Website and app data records
BEGIN

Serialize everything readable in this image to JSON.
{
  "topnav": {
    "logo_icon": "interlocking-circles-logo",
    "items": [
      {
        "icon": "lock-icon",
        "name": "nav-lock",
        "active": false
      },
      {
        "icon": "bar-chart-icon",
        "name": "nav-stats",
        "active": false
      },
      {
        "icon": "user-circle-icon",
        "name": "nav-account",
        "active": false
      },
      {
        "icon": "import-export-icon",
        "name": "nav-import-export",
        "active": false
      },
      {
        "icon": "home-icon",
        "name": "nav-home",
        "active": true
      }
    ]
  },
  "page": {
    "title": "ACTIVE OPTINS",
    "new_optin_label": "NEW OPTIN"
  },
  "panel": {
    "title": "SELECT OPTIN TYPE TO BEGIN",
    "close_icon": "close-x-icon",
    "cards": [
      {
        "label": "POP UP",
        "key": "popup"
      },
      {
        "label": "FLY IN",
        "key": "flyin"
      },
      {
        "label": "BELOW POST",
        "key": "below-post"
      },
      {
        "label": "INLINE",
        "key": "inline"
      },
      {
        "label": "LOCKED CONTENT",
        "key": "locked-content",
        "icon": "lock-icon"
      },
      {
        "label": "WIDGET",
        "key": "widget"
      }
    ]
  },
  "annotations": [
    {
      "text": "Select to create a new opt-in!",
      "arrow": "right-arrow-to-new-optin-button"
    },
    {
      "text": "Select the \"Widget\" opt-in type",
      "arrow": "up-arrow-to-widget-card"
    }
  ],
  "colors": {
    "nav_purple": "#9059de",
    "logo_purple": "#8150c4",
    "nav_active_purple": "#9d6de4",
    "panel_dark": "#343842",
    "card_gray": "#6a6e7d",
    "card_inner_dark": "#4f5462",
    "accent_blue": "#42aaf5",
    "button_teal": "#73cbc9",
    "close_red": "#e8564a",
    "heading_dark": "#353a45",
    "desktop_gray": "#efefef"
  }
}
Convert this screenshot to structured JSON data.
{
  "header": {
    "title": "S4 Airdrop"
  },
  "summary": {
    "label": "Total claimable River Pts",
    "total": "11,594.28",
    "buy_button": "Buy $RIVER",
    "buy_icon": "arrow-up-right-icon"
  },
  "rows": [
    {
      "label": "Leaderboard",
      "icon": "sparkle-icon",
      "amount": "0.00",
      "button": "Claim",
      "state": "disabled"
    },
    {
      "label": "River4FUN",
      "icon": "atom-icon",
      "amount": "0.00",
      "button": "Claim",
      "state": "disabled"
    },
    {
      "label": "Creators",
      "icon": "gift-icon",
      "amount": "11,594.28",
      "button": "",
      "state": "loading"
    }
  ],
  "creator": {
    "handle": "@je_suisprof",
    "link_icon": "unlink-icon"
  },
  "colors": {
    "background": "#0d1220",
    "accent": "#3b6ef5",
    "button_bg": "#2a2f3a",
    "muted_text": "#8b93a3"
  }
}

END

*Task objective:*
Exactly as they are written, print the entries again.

*Task solution:*
Serialize everything readable in this image to JSON.
{
  "topnav": {
    "logo_icon": "interlocking-circles-logo",
    "items": [
      {
        "icon": "lock-icon",
        "name": "nav-lock",
        "active": false
      },
      {
        "icon": "bar-chart-icon",
        "name": "nav-stats",
        "active": false
      },
      {
        "icon": "user-circle-icon",
        "name": "nav-account",
        "active": false
      },
      {
        "icon": "import-export-icon",
        "name": "nav-import-export",
        "active": false
      },
      {
        "icon": "home-icon",
        "name": "nav-home",
        "active": true
      }
    ]
  },
  "page": {
    "title": "ACTIVE OPTINS",
    "new_optin_label": "NEW OPTIN"
  },
  "panel": {
    "title": "SELECT OPTIN TYPE TO BEGIN",
    "close_icon": "close-x-icon",
    "cards": [
      {
        "label": "POP UP",
        "key": "popup"
      },
      {
        "label": "FLY IN",
        "key": "flyin"
      },
      {
        "label": "BELOW POST",
        "key": "below-post"
      },
      {
        "label": "INLINE",
        "key": "inline"
      },
      {
        "label": "LOCKED CONTENT",
        "key": "locked-content",
        "icon": "lock-icon"
      },
      {
        "label": "WIDGET",
        "key": "widget"
      }
    ]
  },
  "annotations": [
    {
      "text": "Select to create a new opt-in!",
      "arrow": "right-arrow-to-new-optin-button"
    },
    {
      "text": "Select the \"Widget\" opt-in type",
      "arrow": "up-arrow-to-widget-card"
    }
  ],
  "colors": {
    "nav_purple": "#9059de",
    "logo_purple": "#8150c4",
    "nav_active_purple": "#9d6de4",
    "panel_dark": "#343842",
    "card_gray": "#6a6e7d",
    "card_inner_dark": "#4f5462",
    "accent_blue": "#42aaf5",
    "button_teal": "#73cbc9",
    "close_red": "#e8564a",
    "heading_dark": "#353a45",
    "desktop_gray": "#efefef"
  }
}
Convert this screenshot to structured JSON data.
{
  "header": {
    "title": "S4 Airdrop"
  },
  "summary": {
    "label": "Total claimable River Pts",
    "total": "11,594.28",
    "buy_button": "Buy $RIVER",
    "buy_icon": "arrow-up-right-icon"
  },
  "rows": [
    {
      "label": "Leaderboard",
      "icon": "sparkle-icon",
      "amount": "0.00",
      "button": "Claim",
      "state": "disabled"
    },
    {
      "label": "River4FUN",
      "icon": "atom-icon",
      "amount": "0.00",
      "button": "Claim",
      "state": "disabled"
    },
    {
      "label": "Creators",
      "icon": "gift-icon",
      "amount": "11,594.28",
      "button": "",
      "state": "loading"
    }
  ],
  "creator": {
    "handle": "@je_suisprof",
    "link_icon": "unlink-icon"
  },
  "colors": {
    "background": "#0d1220",
    "accent": "#3b6ef5",
    "button_bg": "#2a2f3a",
    "muted_text": "#8b93a3"
  }
}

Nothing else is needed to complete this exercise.